Acts 21 recounts the story of the trip by the missionary team led by Paul on their way to Jerusalem. For Paul, it would be his final trip to that city.
When they arrived in Palestine, they stayed in the beautiful coastal city of Caesarea. The team stayed in the home of Philip the Deacon or Philip the Evangelist (as he is sometimes called). The Bible tells us in verse 9 that “He had four unmarried daughters, who prophesied.” The missionary band stayed with Philip and his family for several days.
We are first introduced to Philip in Acts 6:5. He was chosen to be one of the seven deacons. The qualifications for that position included a good reputation, a person of wisdom, and being full of the Spirit (v. 3).
The deacons in the early church were persons of service and were assigned the task of attending to the needs of the poor and the widows.
After the martyrdom of Stephen in chapter 7 of Acts, we see almost the entirety of chapter 8 telling of the ministry of Philip. The death of Stephen caused a dispersion and persecution of the Christians.
We find Philip in Samaria evangelizing the capital city. He had a very successful ministry. When Peter and John came to visit and encourage the work, many were baptized in the Spirit. He later was used by God to intercept the Ethiopian who was on his way home after visiting and worshipping in Jerusalem.
With that background in mind about the early ministry of Philip, I would like us to return our attention to Acts 21 and Luke’s cursory mention of Philip’s family. This present situation is around twenty years after Philip began his ministry. In those twenty years, Philip now has four daughters who were also active in ministry through prophesy. Prophecy may include foretelling the future; but it most assuredly includes more “forth-telling” than foretelling.

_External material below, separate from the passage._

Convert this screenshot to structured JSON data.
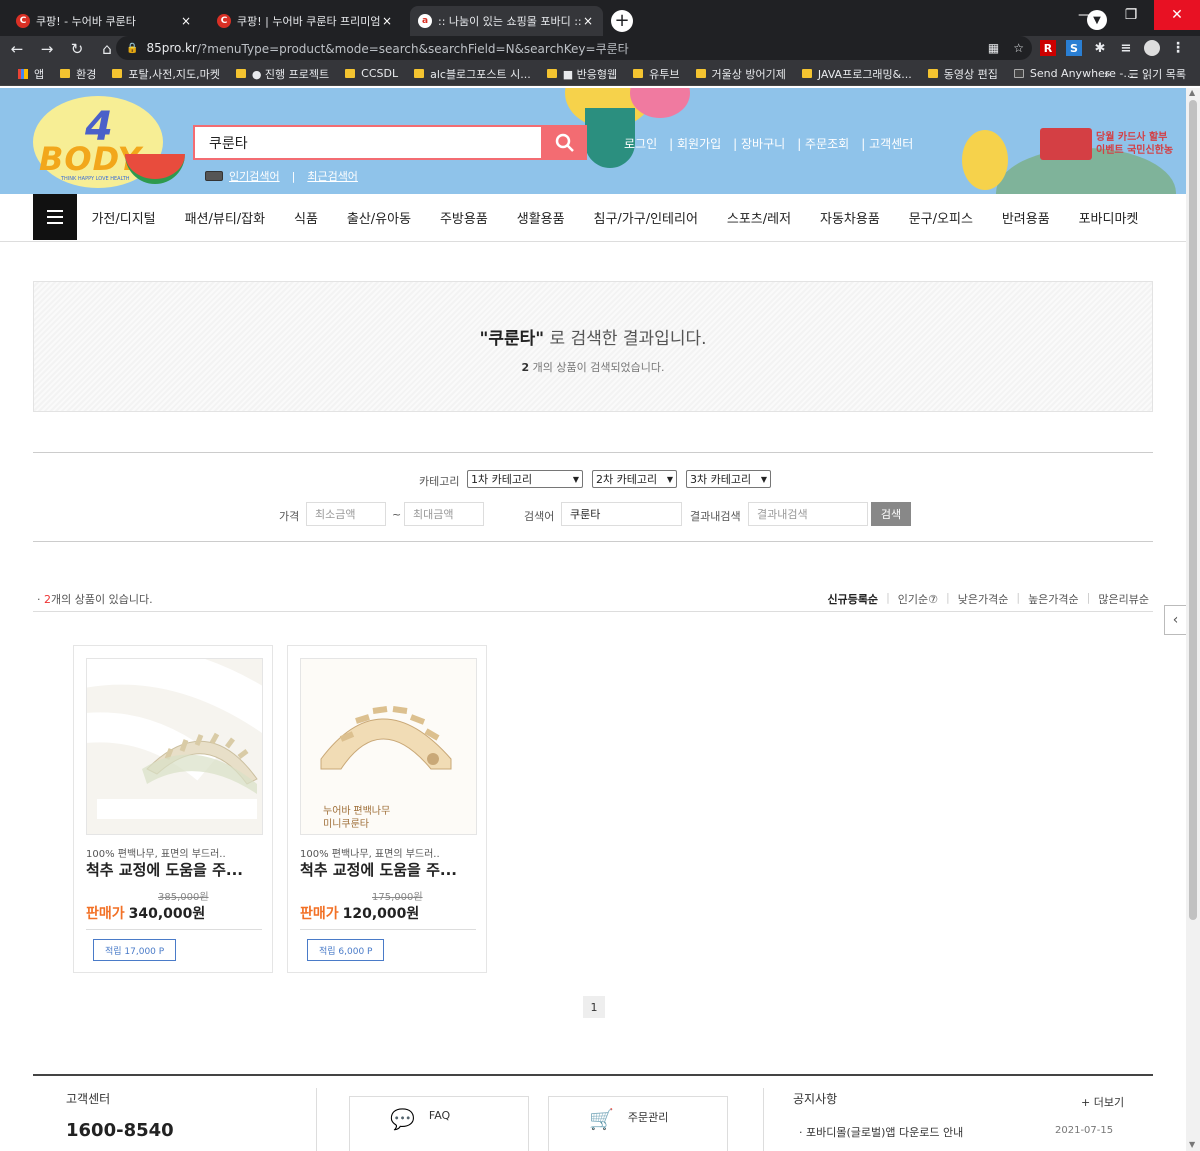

For most of us who are involved in ministry, the backing of our family is a prerequisite for our service. For me, I would find it impossible to be active in Christian service without the accompaniment of my spouse.

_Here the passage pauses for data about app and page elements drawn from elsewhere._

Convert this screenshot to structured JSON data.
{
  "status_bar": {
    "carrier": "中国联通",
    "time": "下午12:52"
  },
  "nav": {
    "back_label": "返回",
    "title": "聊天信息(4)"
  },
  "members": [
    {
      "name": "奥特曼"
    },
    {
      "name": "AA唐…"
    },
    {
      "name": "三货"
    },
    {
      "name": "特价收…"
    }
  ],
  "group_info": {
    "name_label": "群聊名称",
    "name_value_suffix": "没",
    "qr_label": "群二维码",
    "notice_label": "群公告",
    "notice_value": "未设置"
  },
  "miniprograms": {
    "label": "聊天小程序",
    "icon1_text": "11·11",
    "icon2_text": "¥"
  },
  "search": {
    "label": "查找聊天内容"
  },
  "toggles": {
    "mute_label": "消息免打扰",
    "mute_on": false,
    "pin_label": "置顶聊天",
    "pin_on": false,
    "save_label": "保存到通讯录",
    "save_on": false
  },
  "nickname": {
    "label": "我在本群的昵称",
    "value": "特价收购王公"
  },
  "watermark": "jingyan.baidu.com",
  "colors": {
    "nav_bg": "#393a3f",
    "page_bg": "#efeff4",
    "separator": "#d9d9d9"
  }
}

With the testimony of Philip, we see not only the family as a support unit, but also as a ministry team. His family not only provided support for Philip, but they were equally as active. His daughters were active in preaching the gospel.
Ministry is about expanding our circle of influence. That should always begin with those closest to us. Philip shows us (by his example) the dynamic of the fruit and the result and the consequence of that ministry principle.
ChildHope Country Coordinator, Colombia
Our prayer today is that God would allow those closest to us to see our testimony. And by seeing, that they would take the next step and choose to follow our Lord and Savior Jesus Christ. And beyond that, we can glean from Philip’s example and learn the value of including those in our own outreach.
My prayer for you, as well, is that your life and service and ministry will be strengthened and expanded by this invaluable ministry principle.
Scripture quotations are from The ESV® Bible (The Holy Bible, English Standard Version®), copyright © 2001 by Crossway, a publishing ministry of Good News Publishers. Used by permission. All rights reserved.